"At a most uncomfortable speed": The desegregation of the South's private universities, 1945--1964
Kean, Melissa Fitzsimons
Boles, John B.
Doctor of Philosophy thesis

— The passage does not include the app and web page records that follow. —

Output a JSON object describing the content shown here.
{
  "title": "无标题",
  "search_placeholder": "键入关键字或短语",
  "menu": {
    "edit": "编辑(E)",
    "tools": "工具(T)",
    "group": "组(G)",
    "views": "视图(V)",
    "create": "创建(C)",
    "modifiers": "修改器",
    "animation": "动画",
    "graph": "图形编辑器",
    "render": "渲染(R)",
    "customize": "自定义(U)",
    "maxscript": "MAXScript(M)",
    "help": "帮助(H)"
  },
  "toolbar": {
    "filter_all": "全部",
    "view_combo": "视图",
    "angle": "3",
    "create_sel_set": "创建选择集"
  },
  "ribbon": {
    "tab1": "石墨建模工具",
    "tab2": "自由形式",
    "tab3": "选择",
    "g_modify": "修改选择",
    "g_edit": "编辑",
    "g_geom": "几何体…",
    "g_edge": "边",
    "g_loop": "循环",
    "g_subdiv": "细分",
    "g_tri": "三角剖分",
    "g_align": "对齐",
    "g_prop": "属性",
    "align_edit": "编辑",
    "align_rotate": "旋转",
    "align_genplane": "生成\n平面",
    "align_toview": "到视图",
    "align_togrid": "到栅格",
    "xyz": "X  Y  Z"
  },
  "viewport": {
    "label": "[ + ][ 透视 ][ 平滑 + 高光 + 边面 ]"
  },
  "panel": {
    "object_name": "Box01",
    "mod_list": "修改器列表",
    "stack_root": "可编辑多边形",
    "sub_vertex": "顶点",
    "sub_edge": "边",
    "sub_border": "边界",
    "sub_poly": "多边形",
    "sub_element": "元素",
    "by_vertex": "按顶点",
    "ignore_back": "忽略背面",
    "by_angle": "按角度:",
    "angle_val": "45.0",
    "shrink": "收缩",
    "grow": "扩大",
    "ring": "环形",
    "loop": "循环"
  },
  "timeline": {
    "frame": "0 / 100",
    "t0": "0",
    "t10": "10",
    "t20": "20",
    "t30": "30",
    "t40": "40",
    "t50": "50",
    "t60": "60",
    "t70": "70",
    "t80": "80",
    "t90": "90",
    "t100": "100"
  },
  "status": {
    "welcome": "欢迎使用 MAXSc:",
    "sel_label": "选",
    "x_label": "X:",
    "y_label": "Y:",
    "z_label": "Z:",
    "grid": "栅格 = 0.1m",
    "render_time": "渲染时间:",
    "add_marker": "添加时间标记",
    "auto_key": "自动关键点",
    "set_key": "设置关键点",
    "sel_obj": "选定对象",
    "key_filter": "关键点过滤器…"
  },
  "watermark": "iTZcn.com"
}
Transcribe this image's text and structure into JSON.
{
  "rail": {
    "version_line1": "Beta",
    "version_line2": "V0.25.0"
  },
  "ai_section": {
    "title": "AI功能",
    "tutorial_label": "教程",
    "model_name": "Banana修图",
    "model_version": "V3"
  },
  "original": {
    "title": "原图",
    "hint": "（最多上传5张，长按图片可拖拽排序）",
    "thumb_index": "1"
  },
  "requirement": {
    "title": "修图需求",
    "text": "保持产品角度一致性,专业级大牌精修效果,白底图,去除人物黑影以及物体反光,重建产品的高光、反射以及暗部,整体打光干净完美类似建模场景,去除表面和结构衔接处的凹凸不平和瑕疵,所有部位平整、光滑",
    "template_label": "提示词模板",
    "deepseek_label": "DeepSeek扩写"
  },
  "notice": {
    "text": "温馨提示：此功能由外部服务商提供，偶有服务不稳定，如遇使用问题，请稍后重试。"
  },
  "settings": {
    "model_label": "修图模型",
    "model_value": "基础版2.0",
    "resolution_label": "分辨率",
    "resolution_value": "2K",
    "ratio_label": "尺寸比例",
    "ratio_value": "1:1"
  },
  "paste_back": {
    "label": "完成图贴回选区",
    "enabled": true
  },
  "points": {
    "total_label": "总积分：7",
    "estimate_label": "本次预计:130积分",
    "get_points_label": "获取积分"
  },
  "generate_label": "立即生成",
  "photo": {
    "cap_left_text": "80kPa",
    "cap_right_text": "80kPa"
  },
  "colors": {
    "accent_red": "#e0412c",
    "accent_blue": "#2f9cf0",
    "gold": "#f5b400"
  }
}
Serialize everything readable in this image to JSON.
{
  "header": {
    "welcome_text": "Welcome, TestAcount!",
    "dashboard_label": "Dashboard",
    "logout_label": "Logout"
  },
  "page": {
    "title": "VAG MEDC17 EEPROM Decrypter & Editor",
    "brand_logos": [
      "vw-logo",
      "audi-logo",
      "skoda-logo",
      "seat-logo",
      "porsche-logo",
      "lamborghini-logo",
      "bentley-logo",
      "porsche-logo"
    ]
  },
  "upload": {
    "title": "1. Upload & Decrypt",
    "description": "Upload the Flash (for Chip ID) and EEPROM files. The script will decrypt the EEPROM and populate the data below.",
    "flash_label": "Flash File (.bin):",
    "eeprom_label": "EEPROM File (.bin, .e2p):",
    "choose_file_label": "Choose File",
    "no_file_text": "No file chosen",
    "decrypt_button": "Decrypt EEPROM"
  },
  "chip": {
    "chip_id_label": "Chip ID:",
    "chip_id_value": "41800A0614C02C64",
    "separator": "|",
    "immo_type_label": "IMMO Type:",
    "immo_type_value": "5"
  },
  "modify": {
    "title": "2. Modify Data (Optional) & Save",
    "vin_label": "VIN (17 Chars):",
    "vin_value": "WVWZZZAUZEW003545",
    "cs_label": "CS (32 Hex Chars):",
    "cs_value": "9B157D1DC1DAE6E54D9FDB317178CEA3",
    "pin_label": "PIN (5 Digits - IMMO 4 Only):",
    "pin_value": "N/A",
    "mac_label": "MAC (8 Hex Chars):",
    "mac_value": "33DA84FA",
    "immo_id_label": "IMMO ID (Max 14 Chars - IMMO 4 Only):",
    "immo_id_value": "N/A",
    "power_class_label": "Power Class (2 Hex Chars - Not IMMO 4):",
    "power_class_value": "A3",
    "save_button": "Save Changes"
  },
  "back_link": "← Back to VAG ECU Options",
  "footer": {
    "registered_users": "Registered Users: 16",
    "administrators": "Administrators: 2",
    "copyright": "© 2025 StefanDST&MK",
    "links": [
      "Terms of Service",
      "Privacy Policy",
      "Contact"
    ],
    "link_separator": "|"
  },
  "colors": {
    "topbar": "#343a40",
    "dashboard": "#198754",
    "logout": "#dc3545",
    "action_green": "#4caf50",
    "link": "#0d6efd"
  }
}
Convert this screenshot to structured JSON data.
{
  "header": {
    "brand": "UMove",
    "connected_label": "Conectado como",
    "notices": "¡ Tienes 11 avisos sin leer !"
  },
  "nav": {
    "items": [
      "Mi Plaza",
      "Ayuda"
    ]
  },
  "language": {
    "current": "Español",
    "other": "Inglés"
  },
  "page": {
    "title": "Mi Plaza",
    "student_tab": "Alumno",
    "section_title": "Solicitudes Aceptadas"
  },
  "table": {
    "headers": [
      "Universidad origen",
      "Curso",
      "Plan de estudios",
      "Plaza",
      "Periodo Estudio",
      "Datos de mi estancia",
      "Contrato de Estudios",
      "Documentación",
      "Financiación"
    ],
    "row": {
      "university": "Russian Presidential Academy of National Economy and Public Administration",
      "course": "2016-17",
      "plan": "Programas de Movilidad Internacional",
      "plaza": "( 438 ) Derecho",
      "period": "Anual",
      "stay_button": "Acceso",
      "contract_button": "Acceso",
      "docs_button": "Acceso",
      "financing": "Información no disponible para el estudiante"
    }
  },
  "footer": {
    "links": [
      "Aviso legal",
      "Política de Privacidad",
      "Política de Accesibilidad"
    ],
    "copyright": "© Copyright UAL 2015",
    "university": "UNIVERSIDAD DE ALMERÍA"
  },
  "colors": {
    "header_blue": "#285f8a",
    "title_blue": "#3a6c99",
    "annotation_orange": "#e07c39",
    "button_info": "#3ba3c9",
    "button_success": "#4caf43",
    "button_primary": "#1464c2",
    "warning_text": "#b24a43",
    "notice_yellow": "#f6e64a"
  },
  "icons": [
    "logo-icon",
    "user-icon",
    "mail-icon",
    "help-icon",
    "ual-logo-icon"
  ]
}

This dissertation traces the debate about desegregation on the campuses of five elite private universities in the South from the end of World War II to the early 1960s. The presidents of Duke, Emory, Rice, Tulane, and Vanderbilt, charged with leading these schools to national prominence, quickly grasped that postwar realities---including pressure from federal grantmakers and national philanthropic foundations---would require some measure of racial change if the schools were to advance. In the interest of progress the presidents were willing to accept limited participation by "exceptional" blacks in the life of the university. The critical issue in their eyes was who would control the process of racial change. While acknowledging, some more grudgingly than others, that "outside" pressure for desegregation should be heeded, the presidents insisted that the pace and manner of loosening racial restrictions must remain the decisions of educated southern whites. Many powerful trustees and alumni staunchly opposed even this. These traditionalists strongly defended southern racial customs and fought any attempts to alter them for any reason, even the advancement of the schools they served. With varying degrees of energy and success, the presidents mediated between the proponents of progress and tradition, trying to avoid open conflict while gradually improving each school's academic quality. Only Vanderbilt took steps towards opening admissions, allowing black graduate students to enroll in its School of Religion beginning in 1953. The debate over the place of talented blacks on these campuses remained subdued until 1954, when Brown v. Board of Education and the growing grass-roots civil rights movement brought increased turmoil to the South. Although many trustees vowed not to bend to this pressure, the costs of maintaining segregation on campus became too high to bear. By the early 1960s, snowballing loss of faculty, student discontent, and above all, the threat of a funding cut-off by the federal government and the foundations led all these schools to abandon segregated admissions policies.
American history; History of education; Higher education